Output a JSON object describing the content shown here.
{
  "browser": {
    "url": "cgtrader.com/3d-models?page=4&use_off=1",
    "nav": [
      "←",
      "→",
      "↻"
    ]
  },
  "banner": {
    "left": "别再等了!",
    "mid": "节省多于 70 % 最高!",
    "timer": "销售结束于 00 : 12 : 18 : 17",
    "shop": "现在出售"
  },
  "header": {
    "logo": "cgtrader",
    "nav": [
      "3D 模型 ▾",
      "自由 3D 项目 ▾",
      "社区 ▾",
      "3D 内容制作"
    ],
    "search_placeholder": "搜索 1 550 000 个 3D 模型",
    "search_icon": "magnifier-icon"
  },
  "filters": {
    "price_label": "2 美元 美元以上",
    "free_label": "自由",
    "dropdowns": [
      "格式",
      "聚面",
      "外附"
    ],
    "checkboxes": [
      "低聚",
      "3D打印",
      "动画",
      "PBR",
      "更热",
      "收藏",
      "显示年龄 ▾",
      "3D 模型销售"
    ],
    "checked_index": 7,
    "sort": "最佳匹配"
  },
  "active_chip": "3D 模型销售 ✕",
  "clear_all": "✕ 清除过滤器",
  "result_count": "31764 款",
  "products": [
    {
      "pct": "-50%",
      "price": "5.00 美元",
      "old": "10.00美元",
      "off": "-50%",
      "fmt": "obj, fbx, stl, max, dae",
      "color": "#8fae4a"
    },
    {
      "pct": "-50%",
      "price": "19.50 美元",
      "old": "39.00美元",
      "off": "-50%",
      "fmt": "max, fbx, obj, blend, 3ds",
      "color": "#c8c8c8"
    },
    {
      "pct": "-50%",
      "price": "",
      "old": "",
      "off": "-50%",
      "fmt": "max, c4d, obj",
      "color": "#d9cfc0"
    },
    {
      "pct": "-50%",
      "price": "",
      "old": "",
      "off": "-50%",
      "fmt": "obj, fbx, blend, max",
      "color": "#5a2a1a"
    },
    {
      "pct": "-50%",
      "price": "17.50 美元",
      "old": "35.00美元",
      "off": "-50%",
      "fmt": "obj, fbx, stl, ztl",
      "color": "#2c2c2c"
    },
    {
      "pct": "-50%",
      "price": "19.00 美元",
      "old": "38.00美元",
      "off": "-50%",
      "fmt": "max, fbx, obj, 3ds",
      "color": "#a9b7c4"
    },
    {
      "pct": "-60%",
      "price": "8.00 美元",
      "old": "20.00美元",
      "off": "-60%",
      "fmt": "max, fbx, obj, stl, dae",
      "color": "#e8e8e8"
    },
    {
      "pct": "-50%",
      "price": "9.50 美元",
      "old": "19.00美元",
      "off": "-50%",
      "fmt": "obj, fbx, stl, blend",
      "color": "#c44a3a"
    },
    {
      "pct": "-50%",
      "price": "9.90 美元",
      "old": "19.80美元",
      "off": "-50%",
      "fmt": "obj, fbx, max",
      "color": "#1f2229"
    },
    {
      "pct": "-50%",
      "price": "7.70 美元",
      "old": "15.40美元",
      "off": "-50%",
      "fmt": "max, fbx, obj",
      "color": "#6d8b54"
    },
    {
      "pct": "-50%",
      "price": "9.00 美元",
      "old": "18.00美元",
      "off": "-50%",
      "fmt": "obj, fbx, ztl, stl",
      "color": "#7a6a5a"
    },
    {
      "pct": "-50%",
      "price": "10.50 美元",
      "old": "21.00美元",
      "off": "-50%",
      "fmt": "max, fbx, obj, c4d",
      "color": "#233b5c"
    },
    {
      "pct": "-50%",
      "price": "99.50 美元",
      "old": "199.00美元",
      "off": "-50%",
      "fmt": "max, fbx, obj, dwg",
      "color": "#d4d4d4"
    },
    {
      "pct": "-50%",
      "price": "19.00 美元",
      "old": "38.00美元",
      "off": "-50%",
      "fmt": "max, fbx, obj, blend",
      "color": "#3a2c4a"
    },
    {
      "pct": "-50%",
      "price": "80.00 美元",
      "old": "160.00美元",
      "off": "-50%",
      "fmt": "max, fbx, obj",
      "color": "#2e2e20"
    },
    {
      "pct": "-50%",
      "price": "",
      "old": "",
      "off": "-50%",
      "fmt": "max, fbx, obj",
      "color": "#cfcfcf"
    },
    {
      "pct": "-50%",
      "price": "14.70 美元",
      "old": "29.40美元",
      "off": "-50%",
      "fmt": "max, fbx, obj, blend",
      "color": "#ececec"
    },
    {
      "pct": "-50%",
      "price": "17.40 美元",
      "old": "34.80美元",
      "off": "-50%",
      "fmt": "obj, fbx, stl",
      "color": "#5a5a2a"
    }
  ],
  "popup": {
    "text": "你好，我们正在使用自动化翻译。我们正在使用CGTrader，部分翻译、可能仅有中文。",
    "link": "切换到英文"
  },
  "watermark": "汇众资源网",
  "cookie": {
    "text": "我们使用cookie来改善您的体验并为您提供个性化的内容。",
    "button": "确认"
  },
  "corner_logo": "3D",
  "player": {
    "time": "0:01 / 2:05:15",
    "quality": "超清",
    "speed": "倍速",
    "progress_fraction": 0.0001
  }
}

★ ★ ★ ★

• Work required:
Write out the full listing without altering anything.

• Response to this task:
Output a JSON object describing the content shown here.
{
  "browser": {
    "url": "cgtrader.com/3d-models?page=4&use_off=1",
    "nav": [
      "←",
      "→",
      "↻"
    ]
  },
  "banner": {
    "left": "别再等了!",
    "mid": "节省多于 70 % 最高!",
    "timer": "销售结束于 00 : 12 : 18 : 17",
    "shop": "现在出售"
  },
  "header": {
    "logo": "cgtrader",
    "nav": [
      "3D 模型 ▾",
      "自由 3D 项目 ▾",
      "社区 ▾",
      "3D 内容制作"
    ],
    "search_placeholder": "搜索 1 550 000 个 3D 模型",
    "search_icon": "magnifier-icon"
  },
  "filters": {
    "price_label": "2 美元 美元以上",
    "free_label": "自由",
    "dropdowns": [
      "格式",
      "聚面",
      "外附"
    ],
    "checkboxes": [
      "低聚",
      "3D打印",
      "动画",
      "PBR",
      "更热",
      "收藏",
      "显示年龄 ▾",
      "3D 模型销售"
    ],
    "checked_index": 7,
    "sort": "最佳匹配"
  },
  "active_chip": "3D 模型销售 ✕",
  "clear_all": "✕ 清除过滤器",
  "result_count": "31764 款",
  "products": [
    {
      "pct": "-50%",
      "price": "5.00 美元",
      "old": "10.00美元",
      "off": "-50%",
      "fmt": "obj, fbx, stl, max, dae",
      "color": "#8fae4a"
    },
    {
      "pct": "-50%",
      "price": "19.50 美元",
      "old": "39.00美元",
      "off": "-50%",
      "fmt": "max, fbx, obj, blend, 3ds",
      "color": "#c8c8c8"
    },
    {
      "pct": "-50%",
      "price": "",
      "old": "",
      "off": "-50%",
      "fmt": "max, c4d, obj",
      "color": "#d9cfc0"
    },
    {
      "pct": "-50%",
      "price": "",
      "old": "",
      "off": "-50%",
      "fmt": "obj, fbx, blend, max",
      "color": "#5a2a1a"
    },
    {
      "pct": "-50%",
      "price": "17.50 美元",
      "old": "35.00美元",
      "off": "-50%",
      "fmt": "obj, fbx, stl, ztl",
      "color": "#2c2c2c"
    },
    {
      "pct": "-50%",
      "price": "19.00 美元",
      "old": "38.00美元",
      "off": "-50%",
      "fmt": "max, fbx, obj, 3ds",
      "color": "#a9b7c4"
    },
    {
      "pct": "-60%",
      "price": "8.00 美元",
      "old": "20.00美元",
      "off": "-60%",
      "fmt": "max, fbx, obj, stl, dae",
      "color": "#e8e8e8"
    },
    {
      "pct": "-50%",
      "price": "9.50 美元",
      "old": "19.00美元",
      "off": "-50%",
      "fmt": "obj, fbx, stl, blend",
      "color": "#c44a3a"
    },
    {
      "pct": "-50%",
      "price": "9.90 美元",
      "old": "19.80美元",
      "off": "-50%",
      "fmt": "obj, fbx, max",
      "color": "#1f2229"
    },
    {
      "pct": "-50%",
      "price": "7.70 美元",
      "old": "15.40美元",
      "off": "-50%",
      "fmt": "max, fbx, obj",
      "color": "#6d8b54"
    },
    {
      "pct": "-50%",
      "price": "9.00 美元",
      "old": "18.00美元",
      "off": "-50%",
      "fmt": "obj, fbx, ztl, stl",
      "color": "#7a6a5a"
    },
    {
      "pct": "-50%",
      "price": "10.50 美元",
      "old": "21.00美元",
      "off": "-50%",
      "fmt": "max, fbx, obj, c4d",
      "color": "#233b5c"
    },
    {
      "pct": "-50%",
      "price": "99.50 美元",
      "old": "199.00美元",
      "off": "-50%",
      "fmt": "max, fbx, obj, dwg",
      "color": "#d4d4d4"
    },
    {
      "pct": "-50%",
      "price": "19.00 美元",
      "old": "38.00美元",
      "off": "-50%",
      "fmt": "max, fbx, obj, blend",
      "color": "#3a2c4a"
    },
    {
      "pct": "-50%",
      "price": "80.00 美元",
      "old": "160.00美元",
      "off": "-50%",
      "fmt": "max, fbx, obj",
      "color": "#2e2e20"
    },
    {
      "pct": "-50%",
      "price": "",
      "old": "",
      "off": "-50%",
      "fmt": "max, fbx, obj",
      "color": "#cfcfcf"
    },
    {
      "pct": "-50%",
      "price": "14.70 美元",
      "old": "29.40美元",
      "off": "-50%",
      "fmt": "max, fbx, obj, blend",
      "color": "#ececec"
    },
    {
      "pct": "-50%",
      "price": "17.40 美元",
      "old": "34.80美元",
      "off": "-50%",
      "fmt": "obj, fbx, stl",
      "color": "#5a5a2a"
    }
  ],
  "popup": {
    "text": "你好，我们正在使用自动化翻译。我们正在使用CGTrader，部分翻译、可能仅有中文。",
    "link": "切换到英文"
  },
  "watermark": "汇众资源网",
  "cookie": {
    "text": "我们使用cookie来改善您的体验并为您提供个性化的内容。",
    "button": "确认"
  },
  "corner_logo": "3D",
  "player": {
    "time": "0:01 / 2:05:15",
    "quality": "超清",
    "speed": "倍速",
    "progress_fraction": 0.0001
  }
}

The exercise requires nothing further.